Georg Johannes Rickhey (25 August 1898, Hildesheim – 1966) was a German engineer and the general director of Mittelwerk GmbH in Dora-Mittelbau.

Rickhey, a doctor of engineering, joined the Nazi Party in October 1931 as member number 664,050. From 1940 he guided Gauamt Technik in Essen and was promoted in 1942 to the leader of NSDAP Gau Essen and was also at the same time authorized officer in an Essen mining company.[1][2]

During the Second World War he held a number of positions with the Reichsministerium für Bewaffnung und Munition (Reich Ministry for Armament and Munitions) before becoming manager of Demag, a tank production company, in 1942.[2]

He became head of Mittelwerk GmbH in Dora-Mittelbau from April 1944, overseeing production of the V-1 flying bomb and V-2 rocket.[3] His work on these weapons saw him awarded the Knights Cross of the War Merit Cross along with Walter Dornberger and Wernher von Braun.[4]

Arrested in 1945, he was taken by the U.S. Army to live at Wright-Patterson Air Force Base, Ohio where he worked under the terms of Operation Paperclip.[2] He was subsequently indicted as part of the Dachau Trials of 1947 under accusations that he had worked closely with the SS and Gestapo and witnessed executions. He was acquitted due to a lack of evidence.[5] He did not return to his work in the United States.[6]

See also[edit]


  1. ^ Rainer Eisfeld: Mondsüchtig. Wernher von Braun und die Geburt der Raumfahrt aus dem Geist der Barbarei. zu Klampen, Springe 2012, ISBN 978-3-86674-167-6, p. 125.
  2. ^ a b c Ernst Klee: Das Personenlexikon zum Dritten Reich: Wer war was vor und nach 1945., Frankfurt am Main 2007, p. 496
  3. ^ Jens-Christian Wagner: Produktion des Todes: Das KZ Mittelbau-Dora, Göttingen 2001, p. 198f
  4. ^ Peenemünde in 1944
  5. ^ Vgl. Robert Sigel: Im Interesse der Gerechtigkeit.

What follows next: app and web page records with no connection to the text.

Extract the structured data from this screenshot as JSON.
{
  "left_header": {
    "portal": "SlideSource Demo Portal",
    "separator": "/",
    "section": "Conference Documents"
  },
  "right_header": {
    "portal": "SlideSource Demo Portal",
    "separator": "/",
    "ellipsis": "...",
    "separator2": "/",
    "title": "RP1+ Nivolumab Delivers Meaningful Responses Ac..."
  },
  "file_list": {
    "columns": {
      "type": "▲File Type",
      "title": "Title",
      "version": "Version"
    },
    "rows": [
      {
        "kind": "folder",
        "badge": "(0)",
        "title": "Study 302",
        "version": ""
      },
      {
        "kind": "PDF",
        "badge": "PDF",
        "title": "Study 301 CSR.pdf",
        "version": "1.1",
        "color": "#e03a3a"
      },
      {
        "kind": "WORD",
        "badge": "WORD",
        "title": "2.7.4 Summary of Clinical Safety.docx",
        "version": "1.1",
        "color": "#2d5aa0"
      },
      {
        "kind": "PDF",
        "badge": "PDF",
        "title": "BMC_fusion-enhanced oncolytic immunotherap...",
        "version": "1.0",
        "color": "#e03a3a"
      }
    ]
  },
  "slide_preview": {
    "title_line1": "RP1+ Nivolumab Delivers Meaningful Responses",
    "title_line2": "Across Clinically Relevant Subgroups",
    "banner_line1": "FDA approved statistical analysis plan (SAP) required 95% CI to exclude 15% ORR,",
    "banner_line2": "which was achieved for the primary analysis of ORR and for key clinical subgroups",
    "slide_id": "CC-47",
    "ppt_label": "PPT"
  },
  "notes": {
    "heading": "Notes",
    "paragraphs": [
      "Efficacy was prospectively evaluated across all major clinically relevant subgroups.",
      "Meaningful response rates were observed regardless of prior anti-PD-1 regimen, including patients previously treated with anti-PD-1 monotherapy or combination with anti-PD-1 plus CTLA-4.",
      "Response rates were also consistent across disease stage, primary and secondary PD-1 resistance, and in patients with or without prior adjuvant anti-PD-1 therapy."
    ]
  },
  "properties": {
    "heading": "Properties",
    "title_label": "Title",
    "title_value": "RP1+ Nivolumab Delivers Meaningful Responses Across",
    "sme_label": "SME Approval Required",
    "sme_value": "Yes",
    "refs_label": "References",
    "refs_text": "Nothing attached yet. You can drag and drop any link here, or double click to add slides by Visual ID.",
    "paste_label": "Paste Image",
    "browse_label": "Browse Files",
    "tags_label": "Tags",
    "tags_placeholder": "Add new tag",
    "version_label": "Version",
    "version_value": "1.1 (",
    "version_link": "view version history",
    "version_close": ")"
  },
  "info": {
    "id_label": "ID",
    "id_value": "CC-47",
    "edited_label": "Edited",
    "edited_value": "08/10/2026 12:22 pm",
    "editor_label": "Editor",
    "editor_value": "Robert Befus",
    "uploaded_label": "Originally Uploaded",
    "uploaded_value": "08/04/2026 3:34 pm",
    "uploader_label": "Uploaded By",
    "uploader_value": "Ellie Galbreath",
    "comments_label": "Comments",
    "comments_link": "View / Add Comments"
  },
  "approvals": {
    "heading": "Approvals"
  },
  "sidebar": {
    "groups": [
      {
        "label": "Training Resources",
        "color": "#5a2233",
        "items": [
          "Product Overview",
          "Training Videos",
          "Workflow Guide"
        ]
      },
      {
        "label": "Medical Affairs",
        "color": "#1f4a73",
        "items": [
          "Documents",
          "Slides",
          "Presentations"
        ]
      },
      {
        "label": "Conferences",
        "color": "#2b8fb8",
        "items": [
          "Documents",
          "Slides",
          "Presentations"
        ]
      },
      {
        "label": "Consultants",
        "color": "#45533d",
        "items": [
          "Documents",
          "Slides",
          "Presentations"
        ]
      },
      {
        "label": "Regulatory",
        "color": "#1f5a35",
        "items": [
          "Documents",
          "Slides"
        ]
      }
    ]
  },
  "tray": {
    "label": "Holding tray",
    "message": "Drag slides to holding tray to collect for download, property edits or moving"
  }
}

Die Dachauer Kriegsverbrecherprozesse 1945-48., Frankfurt am Main 1992, pp. 16 ff., pp. 99f.
  6. ^ Piszkiewicz, Dennis (2007). "The Nazi Rocketeers: Dreams of Space and Crimes of War". Mechanicsburg, Pennsylvania: Stackpole Books. p. 232. Retrieved 1 May 2014.